Source data:
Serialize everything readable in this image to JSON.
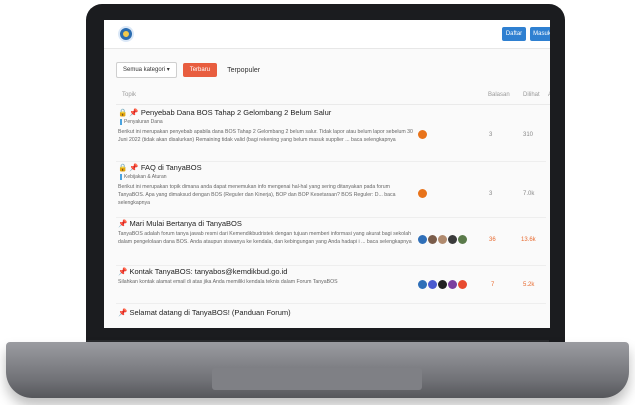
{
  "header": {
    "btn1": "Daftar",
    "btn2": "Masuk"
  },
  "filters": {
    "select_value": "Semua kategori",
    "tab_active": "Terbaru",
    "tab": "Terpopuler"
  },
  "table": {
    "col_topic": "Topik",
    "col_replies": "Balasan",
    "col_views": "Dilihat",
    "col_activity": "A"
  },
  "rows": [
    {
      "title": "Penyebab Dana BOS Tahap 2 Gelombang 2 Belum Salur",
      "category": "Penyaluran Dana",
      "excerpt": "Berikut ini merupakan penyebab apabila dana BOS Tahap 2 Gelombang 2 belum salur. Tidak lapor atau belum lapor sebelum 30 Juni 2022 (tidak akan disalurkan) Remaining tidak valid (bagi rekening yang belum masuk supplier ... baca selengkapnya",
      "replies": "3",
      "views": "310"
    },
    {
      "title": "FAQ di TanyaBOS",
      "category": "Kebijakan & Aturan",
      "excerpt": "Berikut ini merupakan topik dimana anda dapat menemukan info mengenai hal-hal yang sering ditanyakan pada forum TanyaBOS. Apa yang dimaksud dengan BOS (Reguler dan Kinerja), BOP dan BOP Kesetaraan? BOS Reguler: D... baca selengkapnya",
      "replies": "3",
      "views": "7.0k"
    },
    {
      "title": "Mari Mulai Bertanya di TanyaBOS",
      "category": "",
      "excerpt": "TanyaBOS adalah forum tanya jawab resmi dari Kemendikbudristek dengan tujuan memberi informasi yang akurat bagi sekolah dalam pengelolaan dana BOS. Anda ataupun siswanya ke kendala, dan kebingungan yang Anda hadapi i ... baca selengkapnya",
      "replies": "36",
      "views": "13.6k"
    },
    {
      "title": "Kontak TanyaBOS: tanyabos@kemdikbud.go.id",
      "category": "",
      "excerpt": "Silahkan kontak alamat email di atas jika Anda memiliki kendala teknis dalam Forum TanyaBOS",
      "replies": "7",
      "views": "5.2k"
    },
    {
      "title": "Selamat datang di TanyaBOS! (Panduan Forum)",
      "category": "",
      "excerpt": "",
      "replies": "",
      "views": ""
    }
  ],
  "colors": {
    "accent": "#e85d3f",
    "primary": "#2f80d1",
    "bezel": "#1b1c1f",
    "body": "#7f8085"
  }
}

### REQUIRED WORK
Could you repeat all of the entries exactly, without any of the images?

### WORKED SOLUTION
Serialize everything readable in this image to JSON.
{
  "header": {
    "btn1": "Daftar",
    "btn2": "Masuk"
  },
  "filters": {
    "select_value": "Semua kategori",
    "tab_active": "Terbaru",
    "tab": "Terpopuler"
  },
  "table": {
    "col_topic": "Topik",
    "col_replies": "Balasan",
    "col_views": "Dilihat",
    "col_activity": "A"
  },
  "rows": [
    {
      "title": "Penyebab Dana BOS Tahap 2 Gelombang 2 Belum Salur",
      "category": "Penyaluran Dana",
      "excerpt": "Berikut ini merupakan penyebab apabila dana BOS Tahap 2 Gelombang 2 belum salur. Tidak lapor atau belum lapor sebelum 30 Juni 2022 (tidak akan disalurkan) Remaining tidak valid (bagi rekening yang belum masuk supplier ... baca selengkapnya",
      "replies": "3",
      "views": "310"
    },
    {
      "title": "FAQ di TanyaBOS",
      "category": "Kebijakan & Aturan",
      "excerpt": "Berikut ini merupakan topik dimana anda dapat menemukan info mengenai hal-hal yang sering ditanyakan pada forum TanyaBOS. Apa yang dimaksud dengan BOS (Reguler dan Kinerja), BOP dan BOP Kesetaraan? BOS Reguler: D... baca selengkapnya",
      "replies": "3",
      "views": "7.0k"
    },
    {
      "title": "Mari Mulai Bertanya di TanyaBOS",
      "category": "",
      "excerpt": "TanyaBOS adalah forum tanya jawab resmi dari Kemendikbudristek dengan tujuan memberi informasi yang akurat bagi sekolah dalam pengelolaan dana BOS. Anda ataupun siswanya ke kendala, dan kebingungan yang Anda hadapi i ... baca selengkapnya",
      "replies": "36",
      "views": "13.6k"
    },
    {
      "title": "Kontak TanyaBOS: tanyabos@kemdikbud.go.id",
      "category": "",
      "excerpt": "Silahkan kontak alamat email di atas jika Anda memiliki kendala teknis dalam Forum TanyaBOS",
      "replies": "7",
      "views": "5.2k"
    },
    {
      "title": "Selamat datang di TanyaBOS! (Panduan Forum)",
      "category": "",
      "excerpt": "",
      "replies": "",
      "views": ""
    }
  ],
  "colors": {
    "accent": "#e85d3f",
    "primary": "#2f80d1",
    "bezel": "#1b1c1f",
    "body": "#7f8085"
  }
}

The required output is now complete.